>>

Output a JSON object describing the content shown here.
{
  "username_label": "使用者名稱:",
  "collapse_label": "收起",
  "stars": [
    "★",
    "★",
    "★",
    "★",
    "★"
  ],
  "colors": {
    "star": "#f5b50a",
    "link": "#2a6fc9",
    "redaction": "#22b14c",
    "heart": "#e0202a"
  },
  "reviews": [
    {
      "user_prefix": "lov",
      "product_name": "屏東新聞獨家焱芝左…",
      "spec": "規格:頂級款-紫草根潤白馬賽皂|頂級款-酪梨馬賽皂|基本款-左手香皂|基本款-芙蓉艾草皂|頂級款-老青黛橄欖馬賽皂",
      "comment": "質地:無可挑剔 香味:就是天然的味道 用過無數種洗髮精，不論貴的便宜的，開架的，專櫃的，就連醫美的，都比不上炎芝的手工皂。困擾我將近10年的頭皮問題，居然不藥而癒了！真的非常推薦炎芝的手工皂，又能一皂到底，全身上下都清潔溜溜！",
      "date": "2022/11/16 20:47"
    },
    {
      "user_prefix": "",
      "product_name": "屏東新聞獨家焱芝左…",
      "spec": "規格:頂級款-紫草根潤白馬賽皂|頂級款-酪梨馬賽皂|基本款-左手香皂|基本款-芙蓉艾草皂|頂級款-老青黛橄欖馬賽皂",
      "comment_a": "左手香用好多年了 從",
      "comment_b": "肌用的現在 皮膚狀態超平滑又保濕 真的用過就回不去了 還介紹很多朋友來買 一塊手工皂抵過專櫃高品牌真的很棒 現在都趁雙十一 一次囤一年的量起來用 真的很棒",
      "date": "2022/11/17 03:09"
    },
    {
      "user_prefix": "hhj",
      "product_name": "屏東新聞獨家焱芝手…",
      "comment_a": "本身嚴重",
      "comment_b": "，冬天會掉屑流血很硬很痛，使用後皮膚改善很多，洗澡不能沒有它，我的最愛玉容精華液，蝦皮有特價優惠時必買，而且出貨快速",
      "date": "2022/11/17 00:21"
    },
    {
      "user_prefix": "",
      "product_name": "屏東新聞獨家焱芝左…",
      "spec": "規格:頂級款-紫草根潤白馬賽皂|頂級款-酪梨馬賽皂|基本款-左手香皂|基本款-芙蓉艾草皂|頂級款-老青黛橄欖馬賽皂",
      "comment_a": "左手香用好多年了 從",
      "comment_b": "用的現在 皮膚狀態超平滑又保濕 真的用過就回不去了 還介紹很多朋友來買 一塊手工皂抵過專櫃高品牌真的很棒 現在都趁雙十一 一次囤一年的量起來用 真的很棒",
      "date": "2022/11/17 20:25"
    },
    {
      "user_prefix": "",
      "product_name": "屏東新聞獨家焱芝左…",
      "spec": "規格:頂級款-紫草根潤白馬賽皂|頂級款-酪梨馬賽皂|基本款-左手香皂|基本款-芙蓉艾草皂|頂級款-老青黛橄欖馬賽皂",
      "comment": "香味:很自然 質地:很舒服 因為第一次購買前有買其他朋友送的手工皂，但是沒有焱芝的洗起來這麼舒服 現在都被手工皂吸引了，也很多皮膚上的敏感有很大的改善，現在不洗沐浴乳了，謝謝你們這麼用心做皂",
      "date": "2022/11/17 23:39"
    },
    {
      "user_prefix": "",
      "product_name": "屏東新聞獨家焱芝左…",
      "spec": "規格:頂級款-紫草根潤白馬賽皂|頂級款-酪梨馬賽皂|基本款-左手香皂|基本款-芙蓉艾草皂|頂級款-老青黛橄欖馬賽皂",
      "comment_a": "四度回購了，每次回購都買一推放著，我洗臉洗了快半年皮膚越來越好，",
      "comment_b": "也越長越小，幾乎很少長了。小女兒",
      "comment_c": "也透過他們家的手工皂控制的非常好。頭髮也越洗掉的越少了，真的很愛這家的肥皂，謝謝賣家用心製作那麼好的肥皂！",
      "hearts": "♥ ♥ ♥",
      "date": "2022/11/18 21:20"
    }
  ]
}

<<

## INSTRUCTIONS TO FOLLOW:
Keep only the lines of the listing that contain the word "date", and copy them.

## SOLUTION FOR THIS PROBLEM:
      "date": "2022/11/16 20:47"
      "date": "2022/11/17 03:09"
      "date": "2022/11/17 00:21"
      "date": "2022/11/17 20:25"
      "date": "2022/11/17 23:39"
      "date": "2022/11/18 21:20"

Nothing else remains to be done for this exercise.